- Patterson (2009), p. 46.
- Patterson (2009).
- Wicken, William . "Treaty of Peace and Friendship 1760"
- Cormier, Paul (November 9, 2016). "Mi'kmaq First Nation files land claim for vast portion of New Brunswick". Global News. Retrieved July 17, 2019.
- Monchalin, Lisa (2016). The Colonial Problem: An Indigenous Perspective on Crime and Injustice in Canada. Toronto: University of Toronto Press. ISBN 9781442606623.
- Patterson (2009), p. 43.
- Hamilton, Robert. 2018 January. "Indigenous Legal Traditions and Histories of International and Transnational Law in the Pre-Confederation Maritime Provinces." Center for International Governance Innovation.
- See James (Sakej) Youngblood Henderson, The Mi'kmaw Concordat", Fernwood Publishing !997)
- Wallace, Sarah Isabel. 2018 May 28. "Peace and Friendship Treaties." The Canadian Encyclopedia (last edited 2020 October 7). Retrieved 2021 May 1.
- Akins, p. 593
- Patterson (2009), p. 39.
- Wicken. sfn error: no target: CITEREFWicken (help)
- Patterson (2009), p. 44.
- R v Marshall,  3 SCR 456, at para 94
- Patterson (2009), pp. 45–46.
- Patterson (2009), p. 51.
- Patterson (2009), p. 49.
- Patterson (2009), p. 50.
- Reid, John G. 2009. Nova Scotia: A Pocket History. Fernwood Press. p. 23
- Plank, Geoffrey. Unsettled Conquest. p. 163
- Scott, Tod (2016). "Mi'kmaw Armed Resistance to British Expansion in Northern New England (1676–1761)". Royal Nova Scotia Historical Society. 19: 1–18.
- Reid, John G. (2009). "Empire, the Maritime Colonies, and the Supplanting of Mi'kma'ki/Wulstukwik, 1780-1820". Acadiensis. 38 (2): 78–97. JSTOR 41501739.
- There were also Halifax Treaties signed with the Wolastoqiyik (Maliseet) and the Passamaquoddy.
- For a more detailed discussion of Mi'kmaq Governance and the Treaty Process, see: Francis, Rosalie. 2003. "The Mi’kmaq nation and the Embodiment of Political Ideologies: Ni’kmaq, Protocol and Treaty Negotiations in the Eighteenth Century" (M.A. Thesis). Saint Mary’s University.
- For a detailed discussion of the treaty process of 1725–1726, see Patterson, Stephen E. 1999. "Anatomy of a Treaty: Nova Scotia’s First Native Treaty in Historical Context." UNB Law Journal 48(1999):41–64.

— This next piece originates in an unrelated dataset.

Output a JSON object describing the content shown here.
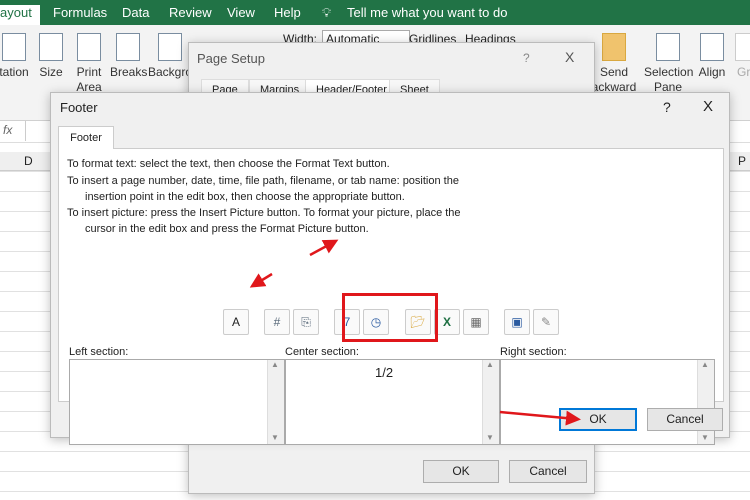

- As a result, British began closing down forts such as Fort Ellis.
- Baker, Emerson W.; Reid, John G. (January 2004). "Amerindian Power in the Early Modern Northeast: A Reappraisal". William and Mary Quarterly. Third Series. 61 (1): 77–106. doi:10.2307/3491676. JSTOR 3491676.
- Cameron, Alexander (2009). Power without Law: The Supreme Court of Canada, the Marshall Decisions and the Failure of Judicial Activism. McGill-Queen's Press.
- Patterson, Stephen (2009). "Eighteenth-Century Treaties:The Mi'kmaq, Maliseet, and Passamaquoddy Experience" (PDF). Native Studies Review. 18 (1).
- Reid, John G. (2009). "Empire, the Maritime Colonies, and the Supplanting of Mi'kma'ki/Wulstukwik, 1780-1820". Acadiensis. 38 (2): 78–97. JSTOR 41501739.
- Wicken, William C. (2002). Mi'kmaq Treaties on Trial: History, Land and Donald Marshall Junior. University of Toronto Press. pp. 215–218. ISBN 978-0-8020-7665-6.